There’s an obvious danger with Ms. Rose’s approach. So much is going on in her videos that a viewer can come away dazed and confused, with only the vaguest sense of what the work is getting at. It can seem generically “poetic” (an adjective used in much of the writing about her videos) rather than pointed, pithy and condensed, which is the hallmark of most really good poetry.


A still from “A Minute Ago,” Ms. Rose’s 2014 video featuring Philip Johnson’s 1949 Glass House. CreditRachel Rose, via Pilar Corrias, London

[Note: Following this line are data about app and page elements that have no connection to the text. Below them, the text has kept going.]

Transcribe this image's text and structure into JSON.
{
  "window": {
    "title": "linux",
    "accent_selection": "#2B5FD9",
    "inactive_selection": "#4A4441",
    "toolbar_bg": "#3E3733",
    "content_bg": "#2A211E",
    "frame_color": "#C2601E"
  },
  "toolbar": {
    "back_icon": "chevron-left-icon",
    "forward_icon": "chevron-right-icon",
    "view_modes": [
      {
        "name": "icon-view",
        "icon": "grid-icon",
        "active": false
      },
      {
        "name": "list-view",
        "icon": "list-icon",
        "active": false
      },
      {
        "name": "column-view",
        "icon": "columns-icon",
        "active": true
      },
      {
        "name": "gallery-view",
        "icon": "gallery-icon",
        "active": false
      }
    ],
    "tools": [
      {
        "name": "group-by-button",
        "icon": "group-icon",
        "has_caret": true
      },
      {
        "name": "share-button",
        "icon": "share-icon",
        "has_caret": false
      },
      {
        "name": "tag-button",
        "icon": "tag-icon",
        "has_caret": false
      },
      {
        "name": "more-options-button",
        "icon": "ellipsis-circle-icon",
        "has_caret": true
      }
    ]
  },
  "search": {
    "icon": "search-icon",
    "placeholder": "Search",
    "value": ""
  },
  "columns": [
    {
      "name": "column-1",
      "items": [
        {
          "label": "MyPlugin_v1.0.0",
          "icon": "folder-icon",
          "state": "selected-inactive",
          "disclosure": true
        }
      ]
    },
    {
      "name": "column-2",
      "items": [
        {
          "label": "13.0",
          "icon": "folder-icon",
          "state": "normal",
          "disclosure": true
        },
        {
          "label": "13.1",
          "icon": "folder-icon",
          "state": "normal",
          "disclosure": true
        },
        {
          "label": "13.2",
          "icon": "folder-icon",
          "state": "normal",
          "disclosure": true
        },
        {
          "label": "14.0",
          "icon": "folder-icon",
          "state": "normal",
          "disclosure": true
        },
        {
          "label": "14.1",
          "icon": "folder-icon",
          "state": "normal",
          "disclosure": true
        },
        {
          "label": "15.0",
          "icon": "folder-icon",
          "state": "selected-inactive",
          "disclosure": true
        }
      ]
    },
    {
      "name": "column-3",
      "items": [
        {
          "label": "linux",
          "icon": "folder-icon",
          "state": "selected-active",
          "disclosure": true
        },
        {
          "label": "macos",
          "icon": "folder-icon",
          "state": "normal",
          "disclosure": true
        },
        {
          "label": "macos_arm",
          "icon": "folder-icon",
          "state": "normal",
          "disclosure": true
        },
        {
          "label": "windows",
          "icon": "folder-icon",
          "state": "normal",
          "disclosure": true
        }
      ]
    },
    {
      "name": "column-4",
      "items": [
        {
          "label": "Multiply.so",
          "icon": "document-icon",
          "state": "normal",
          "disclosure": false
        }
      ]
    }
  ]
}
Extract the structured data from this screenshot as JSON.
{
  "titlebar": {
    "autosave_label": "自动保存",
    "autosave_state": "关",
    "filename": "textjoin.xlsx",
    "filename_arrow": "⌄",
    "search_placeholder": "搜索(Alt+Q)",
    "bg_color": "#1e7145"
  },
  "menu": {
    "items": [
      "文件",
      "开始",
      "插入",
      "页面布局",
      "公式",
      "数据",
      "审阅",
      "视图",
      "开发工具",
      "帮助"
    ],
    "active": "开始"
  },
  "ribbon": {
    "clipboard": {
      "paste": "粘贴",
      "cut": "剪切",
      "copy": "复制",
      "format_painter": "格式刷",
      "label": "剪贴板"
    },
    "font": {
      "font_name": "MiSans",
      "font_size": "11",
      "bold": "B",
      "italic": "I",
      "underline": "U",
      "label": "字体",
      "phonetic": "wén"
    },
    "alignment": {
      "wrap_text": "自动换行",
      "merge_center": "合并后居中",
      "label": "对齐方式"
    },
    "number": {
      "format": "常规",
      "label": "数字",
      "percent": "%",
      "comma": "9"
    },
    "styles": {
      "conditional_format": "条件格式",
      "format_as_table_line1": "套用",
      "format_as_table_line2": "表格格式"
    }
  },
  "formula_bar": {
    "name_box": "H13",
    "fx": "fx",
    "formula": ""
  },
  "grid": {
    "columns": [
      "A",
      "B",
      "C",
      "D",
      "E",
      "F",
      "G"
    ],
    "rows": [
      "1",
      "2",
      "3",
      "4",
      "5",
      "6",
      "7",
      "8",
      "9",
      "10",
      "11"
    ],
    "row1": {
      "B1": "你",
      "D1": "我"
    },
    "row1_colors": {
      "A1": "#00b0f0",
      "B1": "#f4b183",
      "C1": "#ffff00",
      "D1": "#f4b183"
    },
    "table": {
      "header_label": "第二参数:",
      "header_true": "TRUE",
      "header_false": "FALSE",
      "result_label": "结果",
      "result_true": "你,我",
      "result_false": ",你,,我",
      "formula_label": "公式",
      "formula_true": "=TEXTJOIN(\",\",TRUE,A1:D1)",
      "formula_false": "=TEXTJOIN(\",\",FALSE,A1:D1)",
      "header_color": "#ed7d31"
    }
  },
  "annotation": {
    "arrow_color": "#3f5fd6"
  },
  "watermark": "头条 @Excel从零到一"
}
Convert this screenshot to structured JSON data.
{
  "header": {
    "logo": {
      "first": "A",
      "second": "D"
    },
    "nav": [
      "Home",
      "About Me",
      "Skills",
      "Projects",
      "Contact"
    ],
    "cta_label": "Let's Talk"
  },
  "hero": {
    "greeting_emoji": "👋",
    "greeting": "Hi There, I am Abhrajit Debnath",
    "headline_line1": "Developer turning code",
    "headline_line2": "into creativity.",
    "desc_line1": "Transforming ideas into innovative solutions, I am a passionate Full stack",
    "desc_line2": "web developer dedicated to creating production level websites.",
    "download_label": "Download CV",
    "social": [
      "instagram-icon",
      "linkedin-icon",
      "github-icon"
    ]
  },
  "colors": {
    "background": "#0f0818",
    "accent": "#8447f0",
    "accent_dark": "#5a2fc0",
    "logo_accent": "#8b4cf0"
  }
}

Ms. Rose is aware of the issue. She explained that she got into graduate school as an abstract painter, as poetic a practice as could be – if by poetry you mean indistinct lyricism. Soon, her creations began to feel so divorced from what mattered in the world that it led to a wholesale career crisis. “There was almost a year where I just didn’t make anything,” Ms. Rose said. “Where I’d have studio visits, and I’d just ask the person in the studio visit about, like, their life, and what it was like for them to be an artist, almost trying to be convinced that it could be something.”

It was this deliberate unproductivity that especially impressed Rirkrit Tiravanija, an artist who has been one of Ms. Rose’s teachers and mentors. “She gave herself time to think through her ideas, her reasons for being, and she pushed herself far enough and found the meaning at the end of her limits,” he wrote in an email.

As Ms. Rose explained it, art for art’s sake simply didn’t mesh with an upbringing, on a farm in upstate New York, where dinner-table talk was about weighty issues, hashed out between a mother in humanitarian aid and an urban planner father. (She tidily leaves out one detail: His “planning” comes in the context of a vast real estate empire. Jonathan F. P. Rose, who develops sustainable housing, is the scion of the same Rose clan whose name is on Manhattan’s Rose Center for Earth and Space and the Brooklyn Academy of Music’s Rose Cinemas.) Ms. Rose would get more doses of heavyweight thinking as she gathered an improbably perfect résumé: A bachelor’s degree from the art department at Yale; a master’s in art history from the august Courtauld Institute in London (following in the footsteps, she said, of the rigorous art star Jeff Wall); and then a Master of Fine Arts at Columbia University, one of the country’s top choices for that degree.

Shelly Silver, the new-media artist who heads that program, recalled Ms. Rose as having been “off-the-charts” talented, even as a painter. And she remembered how video had come to the rescue when painting was no longer filling her student’s needs. Ms. Rose taught herself the tricks of the video trade, and while not even owning a computer, she came up with a “can’t-keep-up-with-it” editing style that, according to Ms. Silver, provokes a response “like little explosions in the brain.”

Her work comes at the troubles in our world, Ms. Silver said, and greets them with “a Nietzschean, joyous ‘No!’ ”